**Exercise requirements**
Return every entry exactly as it is written in the listing.

- Opening Delimiter -

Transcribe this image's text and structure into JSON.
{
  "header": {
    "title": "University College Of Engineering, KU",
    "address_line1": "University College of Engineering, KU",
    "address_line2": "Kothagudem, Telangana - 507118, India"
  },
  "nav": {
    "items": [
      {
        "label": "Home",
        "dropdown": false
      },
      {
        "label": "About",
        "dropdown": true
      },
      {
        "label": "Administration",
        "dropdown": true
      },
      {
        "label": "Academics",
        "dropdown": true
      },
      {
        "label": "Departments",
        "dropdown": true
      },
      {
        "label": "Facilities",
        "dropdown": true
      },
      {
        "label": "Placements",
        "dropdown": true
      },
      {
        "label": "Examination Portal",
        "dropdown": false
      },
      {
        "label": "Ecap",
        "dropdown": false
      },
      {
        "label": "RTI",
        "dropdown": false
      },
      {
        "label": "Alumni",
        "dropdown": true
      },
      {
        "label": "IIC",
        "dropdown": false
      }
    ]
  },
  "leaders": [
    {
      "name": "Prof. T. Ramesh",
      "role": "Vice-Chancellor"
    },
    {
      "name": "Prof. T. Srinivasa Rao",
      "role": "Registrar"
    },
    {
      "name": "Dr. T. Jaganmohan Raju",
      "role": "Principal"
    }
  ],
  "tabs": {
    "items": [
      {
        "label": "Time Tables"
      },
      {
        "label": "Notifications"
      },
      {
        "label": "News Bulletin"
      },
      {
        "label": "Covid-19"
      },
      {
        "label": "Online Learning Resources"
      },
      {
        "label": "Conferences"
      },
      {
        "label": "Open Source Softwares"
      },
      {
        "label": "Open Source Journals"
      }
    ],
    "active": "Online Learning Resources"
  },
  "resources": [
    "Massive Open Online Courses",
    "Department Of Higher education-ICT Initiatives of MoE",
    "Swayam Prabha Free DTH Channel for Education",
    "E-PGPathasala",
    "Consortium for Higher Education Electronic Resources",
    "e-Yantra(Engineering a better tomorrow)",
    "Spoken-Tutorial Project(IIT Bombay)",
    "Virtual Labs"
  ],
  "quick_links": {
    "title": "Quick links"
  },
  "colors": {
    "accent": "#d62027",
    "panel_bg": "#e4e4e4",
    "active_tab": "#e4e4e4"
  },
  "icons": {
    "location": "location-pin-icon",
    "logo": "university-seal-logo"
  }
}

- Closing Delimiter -

**Written answer**
Transcribe this image's text and structure into JSON.
{
  "header": {
    "title": "University College Of Engineering, KU",
    "address_line1": "University College of Engineering, KU",
    "address_line2": "Kothagudem, Telangana - 507118, India"
  },
  "nav": {
    "items": [
      {
        "label": "Home",
        "dropdown": false
      },
      {
        "label": "About",
        "dropdown": true
      },
      {
        "label": "Administration",
        "dropdown": true
      },
      {
        "label": "Academics",
        "dropdown": true
      },
      {
        "label": "Departments",
        "dropdown": true
      },
      {
        "label": "Facilities",
        "dropdown": true
      },
      {
        "label": "Placements",
        "dropdown": true
      },
      {
        "label": "Examination Portal",
        "dropdown": false
      },
      {
        "label": "Ecap",
        "dropdown": false
      },
      {
        "label": "RTI",
        "dropdown": false
      },
      {
        "label": "Alumni",
        "dropdown": true
      },
      {
        "label": "IIC",
        "dropdown": false
      }
    ]
  },
  "leaders": [
    {
      "name": "Prof. T. Ramesh",
      "role": "Vice-Chancellor"
    },
    {
      "name": "Prof. T. Srinivasa Rao",
      "role": "Registrar"
    },
    {
      "name": "Dr. T. Jaganmohan Raju",
      "role": "Principal"
    }
  ],
  "tabs": {
    "items": [
      {
        "label": "Time Tables"
      },
      {
        "label": "Notifications"
      },
      {
        "label": "News Bulletin"
      },
      {
        "label": "Covid-19"
      },
      {
        "label": "Online Learning Resources"
      },
      {
        "label": "Conferences"
      },
      {
        "label": "Open Source Softwares"
      },
      {
        "label": "Open Source Journals"
      }
    ],
    "active": "Online Learning Resources"
  },
  "resources": [
    "Massive Open Online Courses",
    "Department Of Higher education-ICT Initiatives of MoE",
    "Swayam Prabha Free DTH Channel for Education",
    "E-PGPathasala",
    "Consortium for Higher Education Electronic Resources",
    "e-Yantra(Engineering a better tomorrow)",
    "Spoken-Tutorial Project(IIT Bombay)",
    "Virtual Labs"
  ],
  "quick_links": {
    "title": "Quick links"
  },
  "colors": {
    "accent": "#d62027",
    "panel_bg": "#e4e4e4",
    "active_tab": "#e4e4e4"
  },
  "icons": {
    "location": "location-pin-icon",
    "logo": "university-seal-logo"
  }
}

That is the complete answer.